§ WHAT TO PRODUCE
Print the data exactly as written, but leave out each picture.

§ SUPPLIED DATA

┌────────

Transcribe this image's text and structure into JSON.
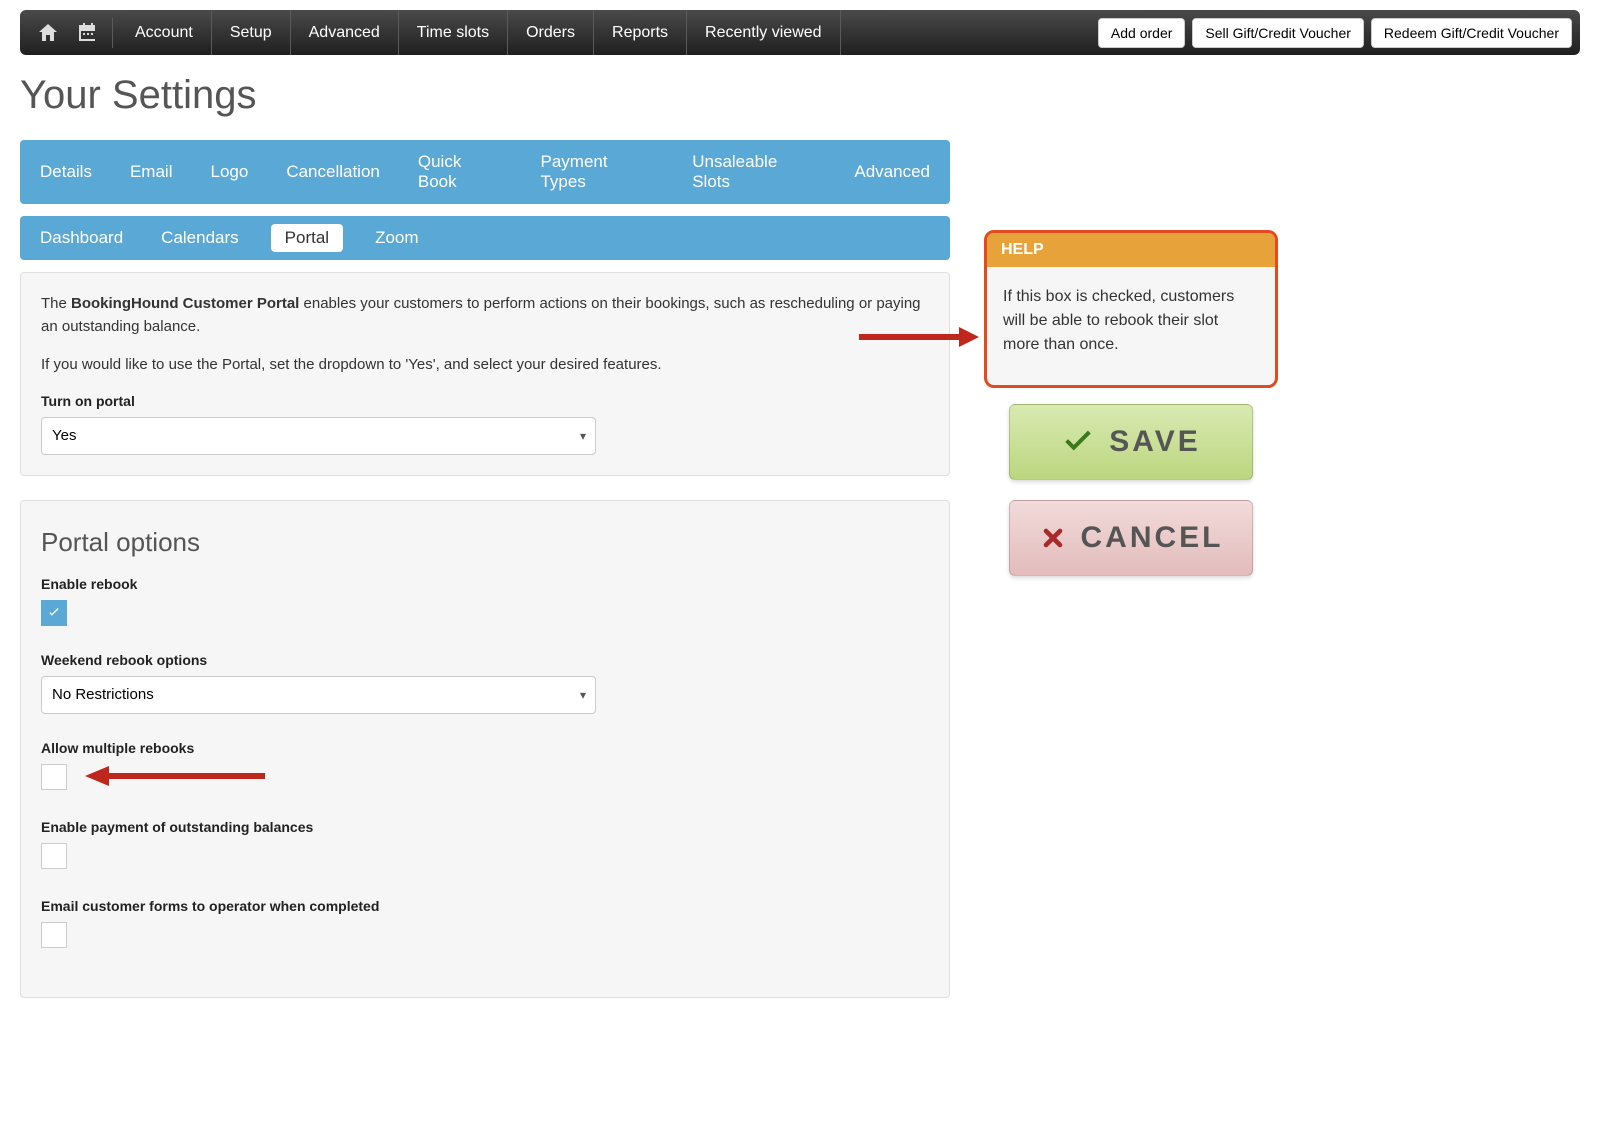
{
  "nav": {
    "items": [
      "Account",
      "Setup",
      "Advanced",
      "Time slots",
      "Orders",
      "Reports",
      "Recently viewed"
    ],
    "buttons": [
      "Add order",
      "Sell Gift/Credit Voucher",
      "Redeem Gift/Credit Voucher"
    ]
  },
  "page_title": "Your Settings",
  "tabs_primary": [
    "Details",
    "Email",
    "Logo",
    "Cancellation",
    "Quick Book",
    "Payment Types",
    "Unsaleable Slots",
    "Advanced"
  ],
  "tabs_secondary": [
    "Dashboard",
    "Calendars",
    "Portal",
    "Zoom"
  ],
  "tabs_secondary_active": "Portal",
  "intro": {
    "pre": "The ",
    "bold": "BookingHound Customer Portal",
    "post": " enables your customers to perform actions on their bookings, such as rescheduling or paying an outstanding balance.",
    "line2": "If you would like to use the Portal, set the dropdown to 'Yes', and select your desired features."
  },
  "turn_on": {
    "label": "Turn on portal",
    "value": "Yes"
  },
  "options": {
    "title": "Portal options",
    "enable_rebook": {
      "label": "Enable rebook",
      "checked": true
    },
    "weekend": {
      "label": "Weekend rebook options",
      "value": "No Restrictions"
    },
    "multiple_rebooks": {
      "label": "Allow multiple rebooks",
      "checked": false
    },
    "enable_payment": {
      "label": "Enable payment of outstanding balances",
      "checked": false
    },
    "email_forms": {
      "label": "Email customer forms to operator when completed",
      "checked": false
    }
  },
  "help": {
    "title": "HELP",
    "body": "If this box is checked, customers will be able to rebook their slot more than once."
  },
  "actions": {
    "save": "SAVE",
    "cancel": "CANCEL"
  }
}
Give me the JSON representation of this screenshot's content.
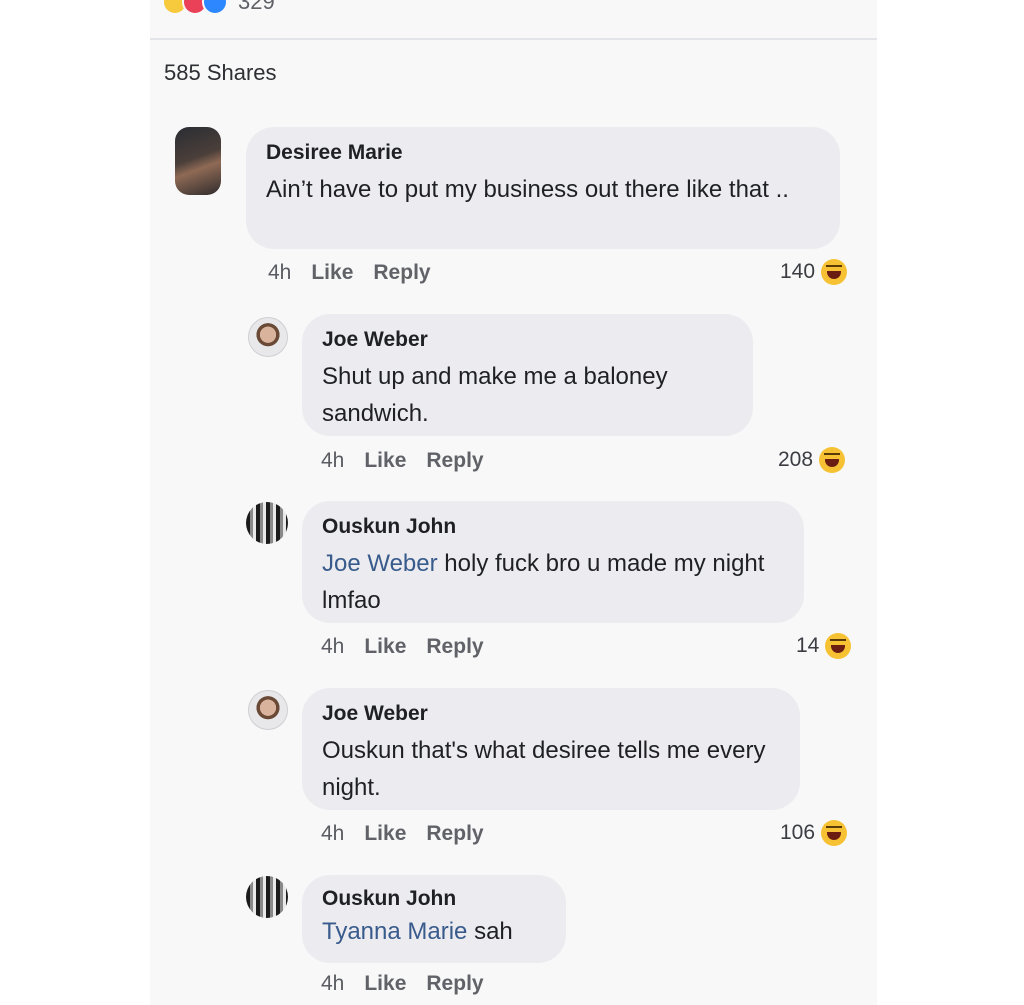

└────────

§ FINAL ANSWER
Transcribe this image's text and structure into JSON.
{
  "nav": {
    "items": [
      "Account",
      "Setup",
      "Advanced",
      "Time slots",
      "Orders",
      "Reports",
      "Recently viewed"
    ],
    "buttons": [
      "Add order",
      "Sell Gift/Credit Voucher",
      "Redeem Gift/Credit Voucher"
    ]
  },
  "page_title": "Your Settings",
  "tabs_primary": [
    "Details",
    "Email",
    "Logo",
    "Cancellation",
    "Quick Book",
    "Payment Types",
    "Unsaleable Slots",
    "Advanced"
  ],
  "tabs_secondary": [
    "Dashboard",
    "Calendars",
    "Portal",
    "Zoom"
  ],
  "tabs_secondary_active": "Portal",
  "intro": {
    "pre": "The ",
    "bold": "BookingHound Customer Portal",
    "post": " enables your customers to perform actions on their bookings, such as rescheduling or paying an outstanding balance.",
    "line2": "If you would like to use the Portal, set the dropdown to 'Yes', and select your desired features."
  },
  "turn_on": {
    "label": "Turn on portal",
    "value": "Yes"
  },
  "options": {
    "title": "Portal options",
    "enable_rebook": {
      "label": "Enable rebook",
      "checked": true
    },
    "weekend": {
      "label": "Weekend rebook options",
      "value": "No Restrictions"
    },
    "multiple_rebooks": {
      "label": "Allow multiple rebooks",
      "checked": false
    },
    "enable_payment": {
      "label": "Enable payment of outstanding balances",
      "checked": false
    },
    "email_forms": {
      "label": "Email customer forms to operator when completed",
      "checked": false
    }
  },
  "help": {
    "title": "HELP",
    "body": "If this box is checked, customers will be able to rebook their slot more than once."
  },
  "actions": {
    "save": "SAVE",
    "cancel": "CANCEL"
  }
}
Give me the JSON representation of this screenshot's content.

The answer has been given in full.